FORMATION OF DANISH AND FRENCH EAST INDIA COMPANIES
The Danish East India Company was founded in 1616 and the French East India Company in 1664. The Danish East India Company did not progress well and died soon in India.
GROWTH OF BRITISH EAST INDIA COMPANY
The British East India Company obtained a footing on Indian soil in spite of opposition by the Portuguese. Emperor Jahangir was not favourably disposed towards the Portuguese, who were brutish in behavior.
So, Emperor Jahangir granted an Imperial firman (decree) in 1612, authorizing the establishment of a British factory at Surat in Gujarat. The Danish (Dutch) East India Company did not progress well enough and died its natural death. However, they fared better in the far-east like Indo-China, Cambodia, Sumatra etc.
DESTRUCTION OF PORTUGUESE POWER IN BENGAL
In 1632, the Portuguese power in Bengal was destroyed by Emperor Shahjahan. In 1651, the British East India Company established a factory at Hoogly and obtained the right of trading duty-free in Bengal, in return for payment of an annual subsidy.
In 1639, the English established their factory at Madras and built Fort St. George to protect it. In 1661, Bombay was given to Charles II, the then British King as dowry of his would – be-Queen, perhaps when Emperor Shahjahan (1628-1658) received an invitation for attending the Royal wedding at far –off London. Such was the prevailing style of magnificence by Emperors during those days.
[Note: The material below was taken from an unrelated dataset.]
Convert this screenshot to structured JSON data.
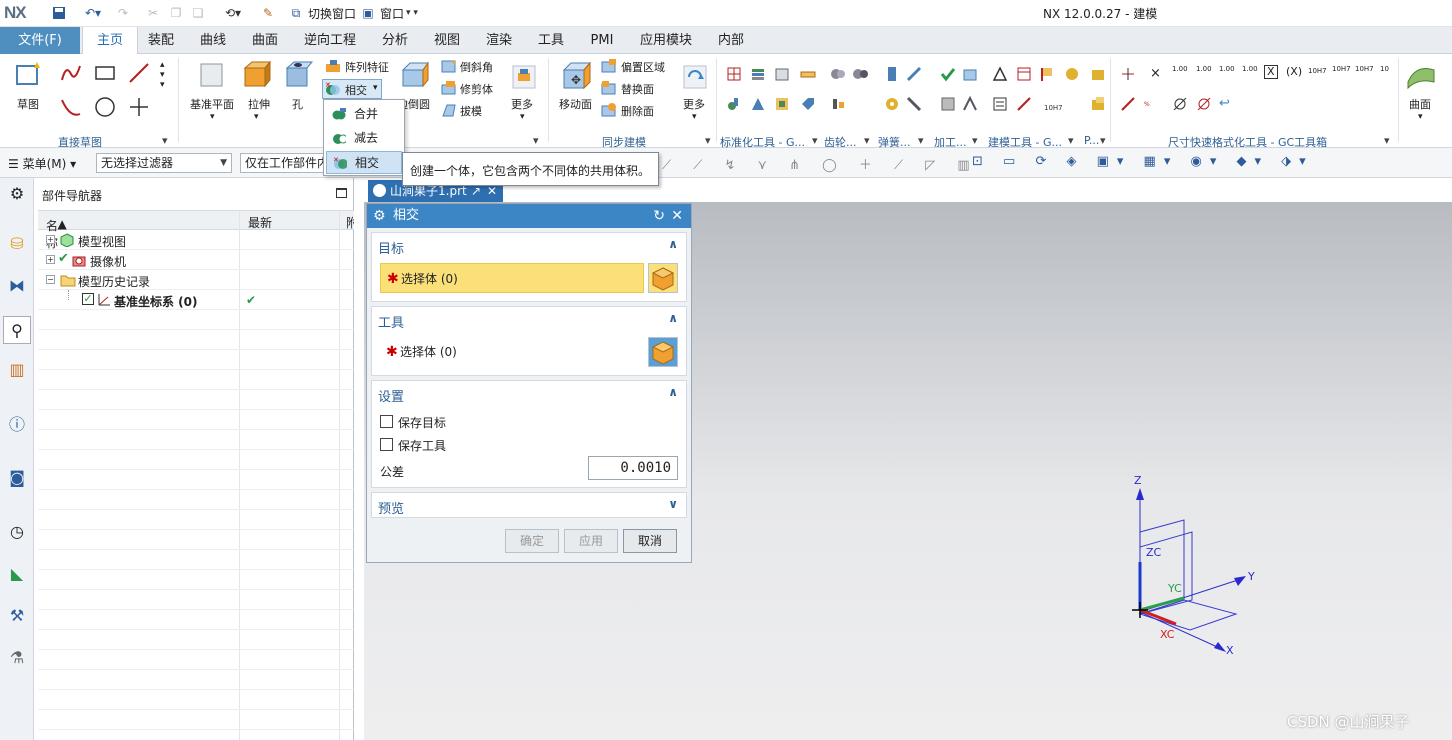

In 1690, Job Charnock founded the city of Calcutta and built Fort William. Thus in less than a century, the East India Company founded three important ports and settlements in India.
DECLINE OF THE PORTUGUESE IN INDIA AND THEIR EVICTION
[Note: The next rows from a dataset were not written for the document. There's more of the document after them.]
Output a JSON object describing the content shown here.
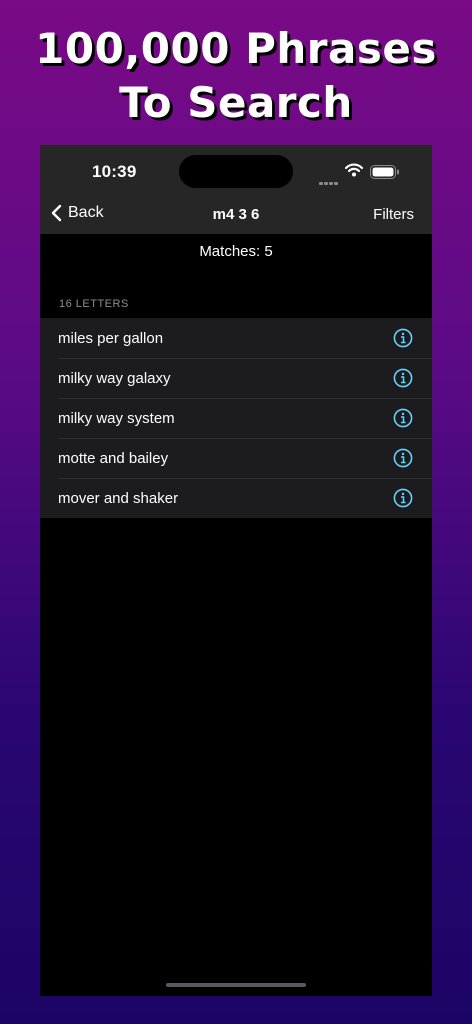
{
  "promo": {
    "line1": "100,000 Phrases",
    "line2": "To Search"
  },
  "status_bar": {
    "time": "10:39",
    "icons": [
      "cellular-signal-icon",
      "wifi-icon",
      "battery-icon"
    ]
  },
  "nav": {
    "back_label": "Back",
    "title": "m4 3 6",
    "filters_label": "Filters"
  },
  "results": {
    "matches_text": "Matches: 5",
    "section_header": "16 LETTERS",
    "items": [
      {
        "label": "miles per gallon"
      },
      {
        "label": "milky way galaxy"
      },
      {
        "label": "milky way system"
      },
      {
        "label": "motte and bailey"
      },
      {
        "label": "mover and shaker"
      }
    ]
  },
  "colors": {
    "accent": "#64d2ff",
    "background_top": "#7a0a86",
    "background_bottom": "#1c0466",
    "bar": "#262626",
    "row": "#1c1c1e"
  }
}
Though Vasco de Gama discovered India for trade, the Portuguese mixed conversion into Christianity with trade. Those who objected /opposed to conversion were ill-treated and brutally beaten up. Thus, the Portuguese power could not expand. They were pushed out of India long after Indian Independence by Indian Army in 1961. In fact, they were kicked out gracefully after fifteen years of Indian Independence. All the Portuguese Prisoners of War (POW) were allowed to sail away from India elegantly.
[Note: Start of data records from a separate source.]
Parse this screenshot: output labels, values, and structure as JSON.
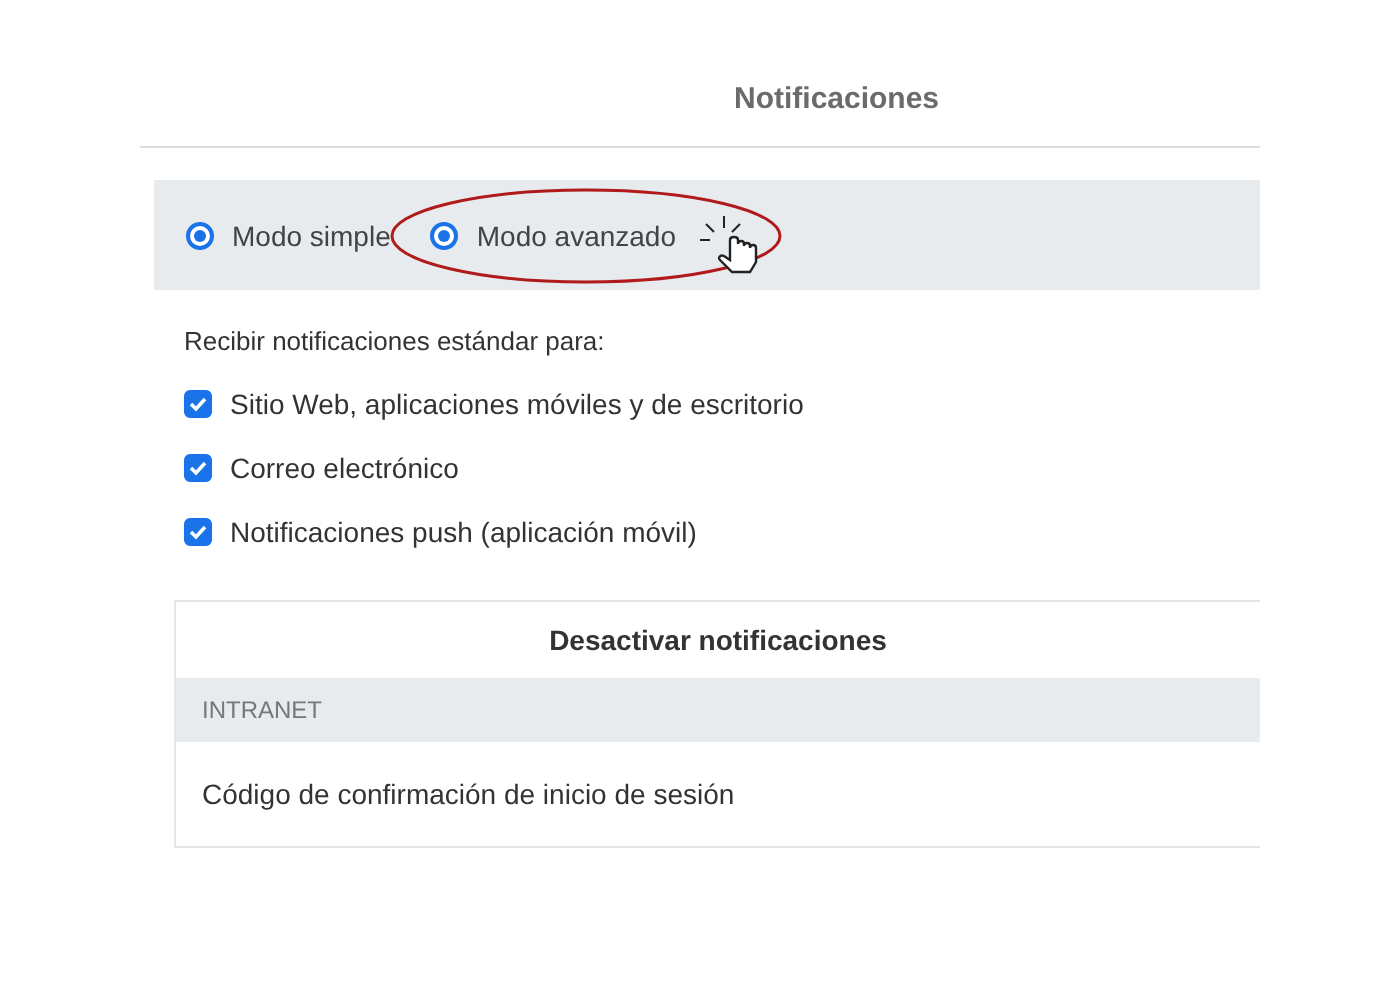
{
  "header": {
    "title": "Notificaciones"
  },
  "modes": [
    {
      "label": "Modo simple",
      "selected": true,
      "highlighted": false
    },
    {
      "label": "Modo avanzado",
      "selected": true,
      "highlighted": true
    }
  ],
  "standard": {
    "intro": "Recibir notificaciones estándar para:",
    "options": [
      {
        "label": "Sitio Web, aplicaciones móviles y de escritorio",
        "checked": true
      },
      {
        "label": "Correo electrónico",
        "checked": true
      },
      {
        "label": "Notificaciones push (aplicación móvil)",
        "checked": true
      }
    ]
  },
  "table": {
    "heading": "Desactivar notificaciones",
    "section": "INTRANET",
    "rows": [
      "Código de confirmación de inicio de sesión"
    ]
  }
}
GRANT OF INDEPENDENCE TO INDIA BY BRITAIN
We all know that Britain granted independence to India on 15 August 1947, by creating two Dominions known as India and Pakistan. The cordial atmosphere was so friendly that India joined the British Commonwealth of Nation comprising of Great Britain, Ireland, Scotland, Canada, Australia, New Zealand etc.
DEPARTURE OF FRENCH
Learning from the honourable departure of the British, the French also gave up their Chandarnagar (West Bangal) and Pounduchery (now, Puduchery) by around 1949. Whereas Chandarnagar got merged into West Bengal, Puduchuchery is now a Union Territory ruled by Government of India, through a Lieutenant Governor, with a Council of Ministers.